|International Classification||B05B1/24, A61L9/03, B60H3/00|
|Cooperative Classification||B60H3/0007, A61L9/03|
|European Classification||B60H3/00B, A61L9/03|
|Jul 27, 2001||AS||Assignment|
Owner name: TRISENX HOLDINGS, INC., GEORGIA
Free format text: ASSIGNMENT OF ASSIGNORS INTEREST;ASSIGNORS:IVEY, JR. ELLWOOD G.;STRATTON, CEDRIC;REEL/FRAME:012000/0597
Effective date: 20010629
|Dec 7, 2001||AS||Assignment|
Owner name: TRISENX HOLDINGS, INC., GEORGIA
Free format text: CORRECTIVE ASSIGNMENT PREVIOUSLY RECORDED AT REEL 012000 FRAME 0597;ASSIGNORS:IVEY JR., ELLWOOD G.;STRATTON, CEDRIC;REEL/FRAME:012358/0975
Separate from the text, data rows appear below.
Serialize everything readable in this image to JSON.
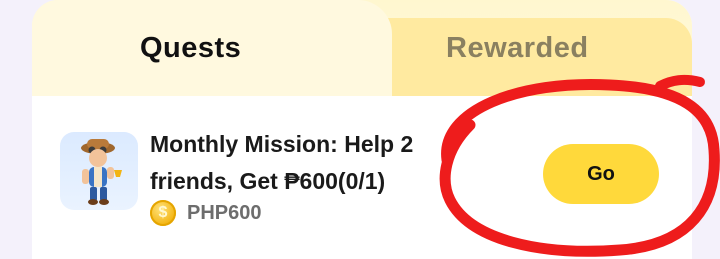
{
  "tabs": [
    {
      "label": "Quests",
      "active": true
    },
    {
      "label": "Rewarded",
      "active": false
    }
  ],
  "quest": {
    "title": "Monthly Mission: Help 2 friends, Get ₱600(0/1)",
    "reward_icon": "coin-icon",
    "reward_amount": "PHP600",
    "go_label": "Go",
    "thumbnail_icon": "explorer-character-icon"
  },
  "colors": {
    "accent_button": "#ffd93b",
    "active_tab": "#fff9df",
    "inactive_tab": "#ffeaa0",
    "annotation_stroke": "#ee1c1c"
  }
}
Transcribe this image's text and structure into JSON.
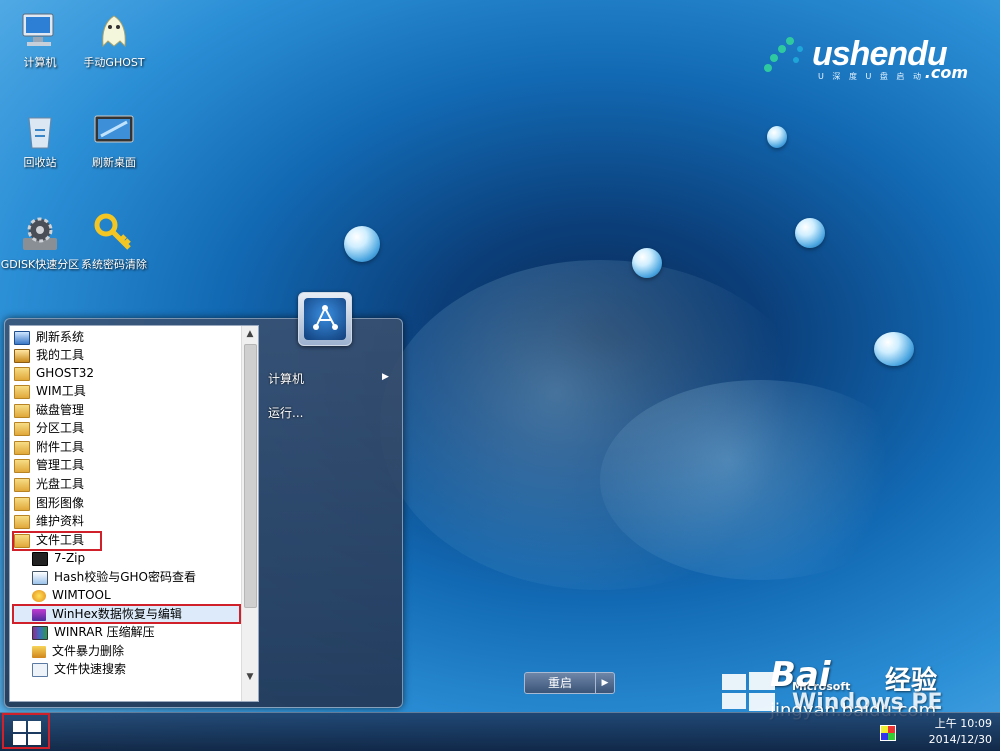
{
  "desktop": {
    "icons": [
      {
        "label": "计算机"
      },
      {
        "label": "手动GHOST"
      },
      {
        "label": "回收站"
      },
      {
        "label": "刷新桌面"
      },
      {
        "label": "GDISK快速分区"
      },
      {
        "label": "系统密码清除"
      }
    ],
    "logo": {
      "word": "ushendu",
      "dotcom": ".com",
      "sub": "U 深 度 U 盘 启 动"
    }
  },
  "start_menu": {
    "programs": [
      {
        "label": "刷新系统"
      },
      {
        "label": "我的工具"
      },
      {
        "label": "GHOST32"
      },
      {
        "label": "WIM工具"
      },
      {
        "label": "磁盘管理"
      },
      {
        "label": "分区工具"
      },
      {
        "label": "附件工具"
      },
      {
        "label": "管理工具"
      },
      {
        "label": "光盘工具"
      },
      {
        "label": "图形图像"
      },
      {
        "label": "维护资料"
      },
      {
        "label": "文件工具"
      },
      {
        "label": "7-Zip"
      },
      {
        "label": "Hash校验与GHO密码查看"
      },
      {
        "label": "WIMTOOL"
      },
      {
        "label": "WinHex数据恢复与编辑"
      },
      {
        "label": "WINRAR 压缩解压"
      },
      {
        "label": "文件暴力删除"
      },
      {
        "label": "文件快速搜索"
      }
    ],
    "right": {
      "computer_label": "计算机",
      "run_label": "运行...",
      "restart_label": "重启"
    }
  },
  "taskbar": {
    "time": "上午 10:09",
    "date": "2014/12/30"
  },
  "watermark": {
    "baidu": "Bai",
    "jingyan": "经验",
    "url": "jingyan.baidu.com",
    "microsoft": "Microsoft",
    "winpe": "Windows PE"
  },
  "colors": {
    "highlight_border": "#d0202a",
    "menu_bg": "#3c506e",
    "taskbar_bg": "#1e3c64"
  }
}
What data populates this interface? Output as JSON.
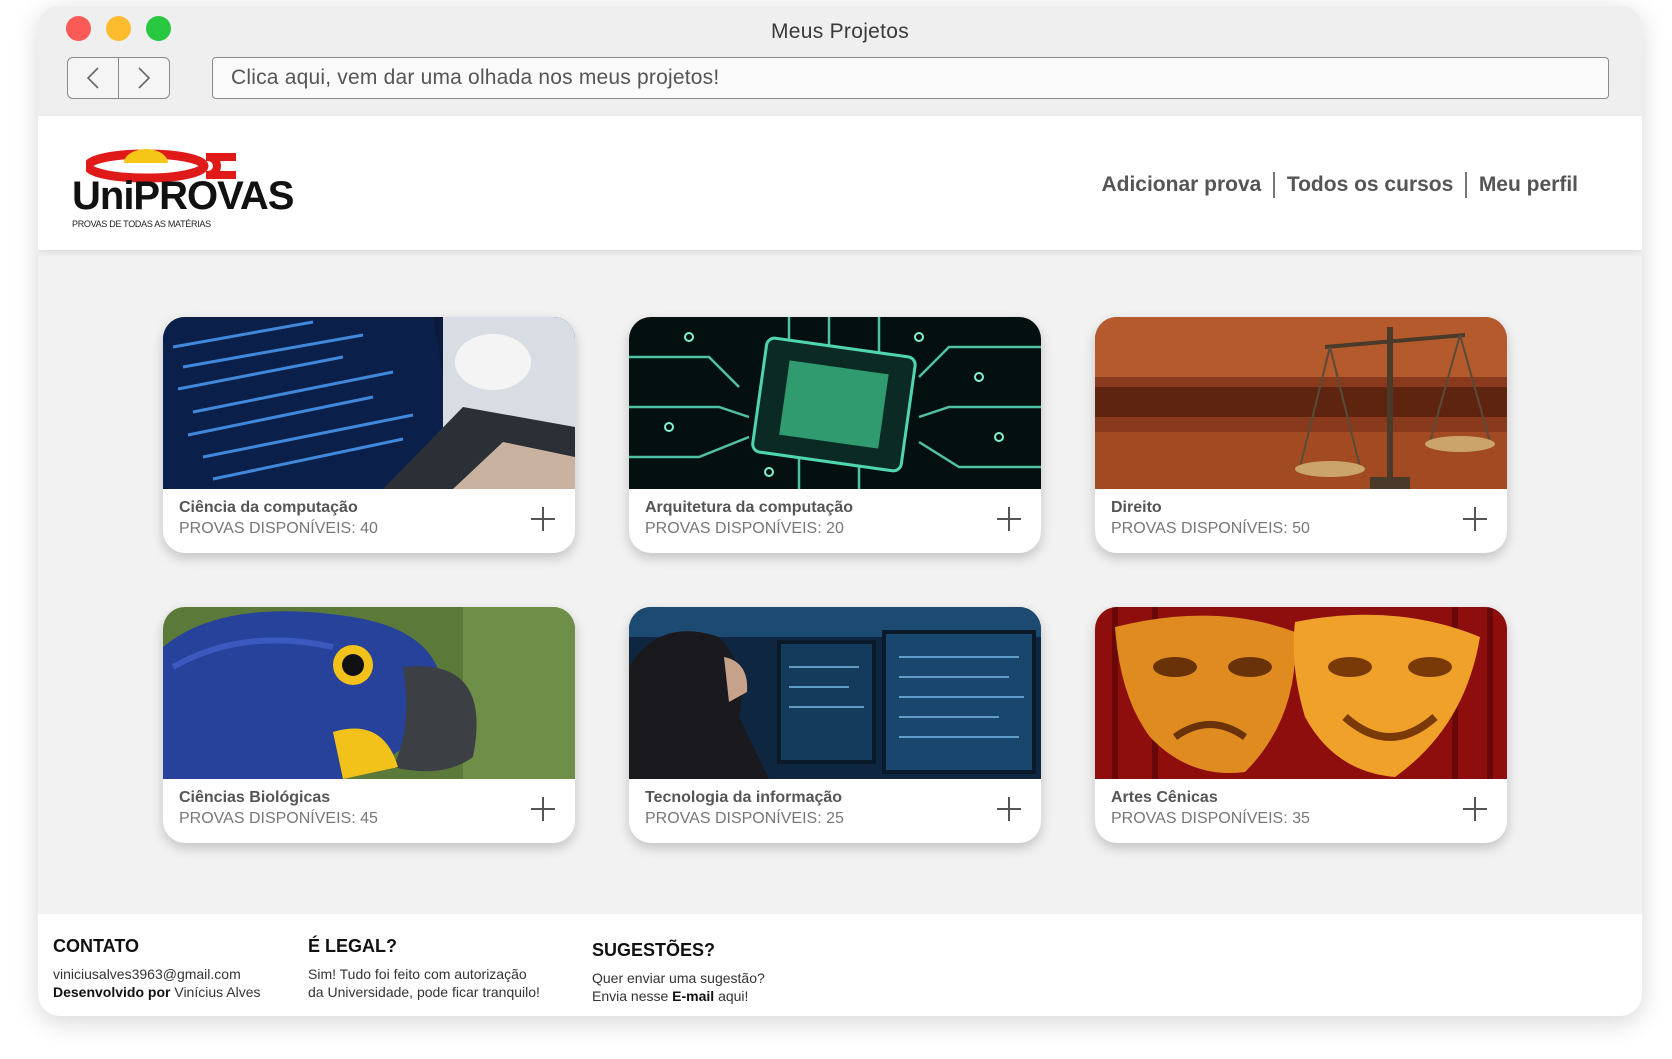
{
  "window": {
    "title": "Meus Projetos",
    "address_text": "Clica aqui, vem dar uma olhada nos meus projetos!"
  },
  "header": {
    "logo_text": "UNIPROVAS",
    "logo_brand": "UniPROVAS",
    "logo_tagline": "PROVAS DE TODAS AS MATÉRIAS",
    "nav": [
      "Adicionar prova",
      "Todos os cursos",
      "Meu perfil"
    ]
  },
  "cards": [
    {
      "name": "Ciência da computação",
      "count": "PROVAS DISPONÍVEIS: 40",
      "image": "laptop-code-photo"
    },
    {
      "name": "Arquitetura da computação",
      "count": "PROVAS DISPONÍVEIS: 20",
      "image": "circuit-chip-photo"
    },
    {
      "name": "Direito",
      "count": "PROVAS DISPONÍVEIS: 50",
      "image": "justice-scale-photo"
    },
    {
      "name": "Ciências Biológicas",
      "count": "PROVAS DISPONÍVEIS: 45",
      "image": "blue-macaw-photo"
    },
    {
      "name": "Tecnologia da informação",
      "count": "PROVAS DISPONÍVEIS: 25",
      "image": "monitors-woman-photo"
    },
    {
      "name": "Artes Cênicas",
      "count": "PROVAS DISPONÍVEIS: 35",
      "image": "theater-masks-photo"
    }
  ],
  "footer": {
    "contact": {
      "heading": "CONTATO",
      "email": "viniciusalves3963@gmail.com",
      "dev_label": "Desenvolvido por",
      "dev_name": "Vinícius Alves"
    },
    "legal": {
      "heading": "É LEGAL?",
      "line1": "Sim! Tudo foi feito com autorização",
      "line2": "da Universidade, pode ficar tranquilo!"
    },
    "suggest": {
      "heading": "SUGESTÕES?",
      "line1": "Quer enviar uma sugestão?",
      "line2_pre": "Envia nesse",
      "line2_link": "E-mail",
      "line2_post": "aqui!"
    }
  },
  "colors": {
    "traffic_red": "#fc5a57",
    "traffic_yellow": "#fdbb2e",
    "traffic_green": "#28c840",
    "logo_red": "#e01919",
    "logo_yellow": "#f5c518"
  }
}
Effective date: 20010629
|Apr 12, 2010||REMI||Maintenance fee reminder mailed|
|Sep 4, 2010||FPAY||Fee payment|
Year of fee payment: 4
|Sep 4, 2010||SULP||Surcharge for late payment|
|Apr 18, 2014||REMI||Maintenance fee reminder mailed|
|Sep 5, 2014||LAPS||Lapse for failure to pay maintenance fees|
|Oct 28, 2014||FP||Expired due to failure to pay maintenance fee|
Effective date: 20140905